* [ACTIVITY] Answer with a single number stating how many lines of the entries below include the string "level".

━━━━━ RECORD SET ━━━━━

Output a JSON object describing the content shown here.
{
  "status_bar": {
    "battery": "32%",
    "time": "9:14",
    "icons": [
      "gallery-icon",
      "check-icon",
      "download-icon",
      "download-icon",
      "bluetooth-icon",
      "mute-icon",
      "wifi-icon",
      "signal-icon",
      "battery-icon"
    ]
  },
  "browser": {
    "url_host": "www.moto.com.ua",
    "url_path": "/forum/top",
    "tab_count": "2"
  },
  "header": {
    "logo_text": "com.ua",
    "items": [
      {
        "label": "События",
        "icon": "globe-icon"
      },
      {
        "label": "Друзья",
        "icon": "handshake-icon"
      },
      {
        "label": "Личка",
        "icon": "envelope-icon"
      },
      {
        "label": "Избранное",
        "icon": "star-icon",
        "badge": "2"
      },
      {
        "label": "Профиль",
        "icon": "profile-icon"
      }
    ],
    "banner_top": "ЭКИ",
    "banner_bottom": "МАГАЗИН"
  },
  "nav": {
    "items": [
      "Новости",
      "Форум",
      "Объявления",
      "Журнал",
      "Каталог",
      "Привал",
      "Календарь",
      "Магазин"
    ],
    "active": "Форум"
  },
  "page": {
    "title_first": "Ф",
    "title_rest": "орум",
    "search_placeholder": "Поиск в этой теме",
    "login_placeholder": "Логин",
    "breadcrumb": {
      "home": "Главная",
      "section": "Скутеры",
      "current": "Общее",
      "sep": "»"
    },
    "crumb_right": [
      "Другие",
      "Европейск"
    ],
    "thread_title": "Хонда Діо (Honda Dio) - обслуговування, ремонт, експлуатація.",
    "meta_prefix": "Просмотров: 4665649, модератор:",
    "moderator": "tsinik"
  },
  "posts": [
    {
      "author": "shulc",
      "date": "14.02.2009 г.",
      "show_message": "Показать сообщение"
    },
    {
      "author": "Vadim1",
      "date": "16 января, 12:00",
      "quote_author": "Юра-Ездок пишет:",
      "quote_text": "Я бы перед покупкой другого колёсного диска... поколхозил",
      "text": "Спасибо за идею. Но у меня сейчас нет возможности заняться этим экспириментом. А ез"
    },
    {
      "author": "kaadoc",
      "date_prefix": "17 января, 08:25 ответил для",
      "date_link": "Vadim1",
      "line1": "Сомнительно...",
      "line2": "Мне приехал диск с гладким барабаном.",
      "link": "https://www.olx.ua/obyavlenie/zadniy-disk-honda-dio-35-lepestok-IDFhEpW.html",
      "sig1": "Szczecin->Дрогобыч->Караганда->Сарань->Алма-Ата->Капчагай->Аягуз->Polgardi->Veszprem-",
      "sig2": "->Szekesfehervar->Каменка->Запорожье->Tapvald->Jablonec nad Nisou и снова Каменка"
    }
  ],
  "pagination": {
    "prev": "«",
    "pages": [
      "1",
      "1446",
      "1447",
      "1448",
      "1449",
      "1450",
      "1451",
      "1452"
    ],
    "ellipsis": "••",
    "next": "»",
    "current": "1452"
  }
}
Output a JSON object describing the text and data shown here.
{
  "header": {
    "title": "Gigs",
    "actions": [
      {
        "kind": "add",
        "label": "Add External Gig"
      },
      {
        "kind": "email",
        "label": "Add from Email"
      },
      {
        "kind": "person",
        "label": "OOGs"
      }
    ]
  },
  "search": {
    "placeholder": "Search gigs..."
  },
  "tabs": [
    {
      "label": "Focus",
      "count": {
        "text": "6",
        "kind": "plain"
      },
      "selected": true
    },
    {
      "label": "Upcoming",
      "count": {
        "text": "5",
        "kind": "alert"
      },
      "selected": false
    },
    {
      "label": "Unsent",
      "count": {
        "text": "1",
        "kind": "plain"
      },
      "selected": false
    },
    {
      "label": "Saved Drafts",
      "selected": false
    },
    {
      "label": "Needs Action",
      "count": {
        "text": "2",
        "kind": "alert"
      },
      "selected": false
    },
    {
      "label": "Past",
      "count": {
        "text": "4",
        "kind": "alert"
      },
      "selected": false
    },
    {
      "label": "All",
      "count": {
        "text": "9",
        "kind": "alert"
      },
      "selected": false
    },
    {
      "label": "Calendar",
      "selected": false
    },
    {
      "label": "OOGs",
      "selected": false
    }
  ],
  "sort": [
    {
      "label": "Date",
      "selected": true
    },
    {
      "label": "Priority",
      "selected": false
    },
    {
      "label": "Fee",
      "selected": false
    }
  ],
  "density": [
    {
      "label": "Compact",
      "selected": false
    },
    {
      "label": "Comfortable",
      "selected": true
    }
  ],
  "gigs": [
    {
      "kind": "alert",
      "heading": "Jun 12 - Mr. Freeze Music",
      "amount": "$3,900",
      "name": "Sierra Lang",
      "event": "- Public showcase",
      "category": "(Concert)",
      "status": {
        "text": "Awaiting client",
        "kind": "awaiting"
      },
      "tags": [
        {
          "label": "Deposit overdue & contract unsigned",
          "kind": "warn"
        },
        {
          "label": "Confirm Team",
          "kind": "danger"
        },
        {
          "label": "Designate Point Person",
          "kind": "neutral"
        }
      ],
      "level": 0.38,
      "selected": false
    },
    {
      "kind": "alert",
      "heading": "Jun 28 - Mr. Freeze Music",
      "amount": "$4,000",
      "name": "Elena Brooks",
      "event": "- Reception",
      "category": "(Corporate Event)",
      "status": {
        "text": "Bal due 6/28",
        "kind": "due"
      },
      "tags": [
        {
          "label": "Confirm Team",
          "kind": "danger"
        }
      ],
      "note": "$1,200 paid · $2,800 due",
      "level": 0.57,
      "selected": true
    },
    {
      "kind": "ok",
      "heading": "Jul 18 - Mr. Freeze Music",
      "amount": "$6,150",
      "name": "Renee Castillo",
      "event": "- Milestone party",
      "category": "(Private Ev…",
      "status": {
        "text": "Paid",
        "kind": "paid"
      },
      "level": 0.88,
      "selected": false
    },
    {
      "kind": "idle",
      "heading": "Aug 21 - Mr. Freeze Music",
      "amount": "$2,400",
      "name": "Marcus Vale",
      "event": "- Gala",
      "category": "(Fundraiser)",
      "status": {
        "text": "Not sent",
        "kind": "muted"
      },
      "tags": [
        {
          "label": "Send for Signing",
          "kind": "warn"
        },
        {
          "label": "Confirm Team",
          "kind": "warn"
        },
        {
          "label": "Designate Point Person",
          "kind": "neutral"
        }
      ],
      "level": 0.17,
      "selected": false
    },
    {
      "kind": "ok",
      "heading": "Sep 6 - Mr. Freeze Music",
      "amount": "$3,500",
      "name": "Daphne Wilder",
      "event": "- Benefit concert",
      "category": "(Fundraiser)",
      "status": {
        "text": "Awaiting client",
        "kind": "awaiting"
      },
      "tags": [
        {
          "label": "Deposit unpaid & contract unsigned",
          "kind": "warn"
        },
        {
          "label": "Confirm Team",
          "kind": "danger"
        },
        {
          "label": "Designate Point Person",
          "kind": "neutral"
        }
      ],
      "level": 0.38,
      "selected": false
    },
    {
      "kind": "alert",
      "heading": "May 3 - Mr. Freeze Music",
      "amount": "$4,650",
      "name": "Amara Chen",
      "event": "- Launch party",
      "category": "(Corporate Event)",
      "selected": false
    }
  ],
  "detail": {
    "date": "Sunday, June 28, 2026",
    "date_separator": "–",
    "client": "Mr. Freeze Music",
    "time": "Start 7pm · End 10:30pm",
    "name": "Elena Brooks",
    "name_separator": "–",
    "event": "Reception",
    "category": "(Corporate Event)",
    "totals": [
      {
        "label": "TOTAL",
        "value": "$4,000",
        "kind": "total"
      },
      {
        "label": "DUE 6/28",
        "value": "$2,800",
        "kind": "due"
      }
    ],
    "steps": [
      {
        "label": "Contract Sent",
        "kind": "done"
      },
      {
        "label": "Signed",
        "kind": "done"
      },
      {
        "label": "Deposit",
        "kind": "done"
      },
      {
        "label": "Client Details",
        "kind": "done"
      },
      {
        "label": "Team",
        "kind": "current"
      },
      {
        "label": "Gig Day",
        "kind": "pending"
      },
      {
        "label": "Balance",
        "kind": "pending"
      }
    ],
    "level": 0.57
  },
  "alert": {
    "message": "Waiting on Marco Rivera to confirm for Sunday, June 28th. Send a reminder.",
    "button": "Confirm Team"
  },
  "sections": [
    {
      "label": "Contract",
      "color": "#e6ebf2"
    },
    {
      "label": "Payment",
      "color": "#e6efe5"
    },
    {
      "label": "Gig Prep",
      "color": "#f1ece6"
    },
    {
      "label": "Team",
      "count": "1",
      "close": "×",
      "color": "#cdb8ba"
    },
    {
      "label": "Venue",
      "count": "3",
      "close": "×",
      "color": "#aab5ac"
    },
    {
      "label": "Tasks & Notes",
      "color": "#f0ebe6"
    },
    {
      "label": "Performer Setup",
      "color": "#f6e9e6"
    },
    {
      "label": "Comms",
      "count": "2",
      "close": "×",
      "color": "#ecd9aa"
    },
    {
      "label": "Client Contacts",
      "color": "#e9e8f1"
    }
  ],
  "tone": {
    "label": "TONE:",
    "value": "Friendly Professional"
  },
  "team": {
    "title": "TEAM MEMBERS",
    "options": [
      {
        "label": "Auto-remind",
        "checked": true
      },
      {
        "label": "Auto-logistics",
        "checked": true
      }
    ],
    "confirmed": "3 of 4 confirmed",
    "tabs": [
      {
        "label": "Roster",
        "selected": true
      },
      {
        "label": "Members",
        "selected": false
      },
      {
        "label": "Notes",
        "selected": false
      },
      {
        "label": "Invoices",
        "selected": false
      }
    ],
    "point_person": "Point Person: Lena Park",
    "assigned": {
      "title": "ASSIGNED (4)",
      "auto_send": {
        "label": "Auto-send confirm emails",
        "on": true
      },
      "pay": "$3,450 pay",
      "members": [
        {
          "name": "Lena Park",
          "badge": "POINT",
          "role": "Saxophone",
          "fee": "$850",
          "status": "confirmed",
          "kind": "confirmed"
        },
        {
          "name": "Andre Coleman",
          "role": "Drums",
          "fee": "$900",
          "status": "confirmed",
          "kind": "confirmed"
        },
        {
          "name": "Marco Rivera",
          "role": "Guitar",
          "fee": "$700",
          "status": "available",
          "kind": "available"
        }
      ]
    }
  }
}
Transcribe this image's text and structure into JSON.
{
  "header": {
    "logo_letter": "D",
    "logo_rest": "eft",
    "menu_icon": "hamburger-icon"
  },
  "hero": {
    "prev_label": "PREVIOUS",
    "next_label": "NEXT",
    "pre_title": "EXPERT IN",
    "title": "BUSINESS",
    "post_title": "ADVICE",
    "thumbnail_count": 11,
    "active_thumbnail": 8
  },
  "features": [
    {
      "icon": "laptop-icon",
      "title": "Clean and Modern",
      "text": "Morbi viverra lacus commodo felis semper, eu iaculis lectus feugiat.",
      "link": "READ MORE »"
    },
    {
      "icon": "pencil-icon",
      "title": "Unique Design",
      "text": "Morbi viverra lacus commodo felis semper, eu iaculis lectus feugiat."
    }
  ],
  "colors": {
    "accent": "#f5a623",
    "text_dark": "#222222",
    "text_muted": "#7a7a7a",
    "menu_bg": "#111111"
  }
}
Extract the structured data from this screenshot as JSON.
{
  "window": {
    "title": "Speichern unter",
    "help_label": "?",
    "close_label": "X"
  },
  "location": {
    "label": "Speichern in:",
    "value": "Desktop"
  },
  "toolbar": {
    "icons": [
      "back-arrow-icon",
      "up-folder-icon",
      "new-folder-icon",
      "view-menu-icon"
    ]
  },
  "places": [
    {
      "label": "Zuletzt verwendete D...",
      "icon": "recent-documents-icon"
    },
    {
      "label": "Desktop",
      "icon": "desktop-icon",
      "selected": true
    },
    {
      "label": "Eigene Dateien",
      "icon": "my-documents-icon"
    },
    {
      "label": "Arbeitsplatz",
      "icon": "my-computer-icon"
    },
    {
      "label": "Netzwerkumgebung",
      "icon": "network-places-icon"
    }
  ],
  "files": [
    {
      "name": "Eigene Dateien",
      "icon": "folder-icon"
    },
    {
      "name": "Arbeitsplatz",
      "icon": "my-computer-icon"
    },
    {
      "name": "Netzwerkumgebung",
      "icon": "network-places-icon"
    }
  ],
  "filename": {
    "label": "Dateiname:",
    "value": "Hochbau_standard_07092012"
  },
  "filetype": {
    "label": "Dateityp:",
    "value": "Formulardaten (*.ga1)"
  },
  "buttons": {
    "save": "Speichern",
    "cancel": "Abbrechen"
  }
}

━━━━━

* [ANSWER SECTION] 6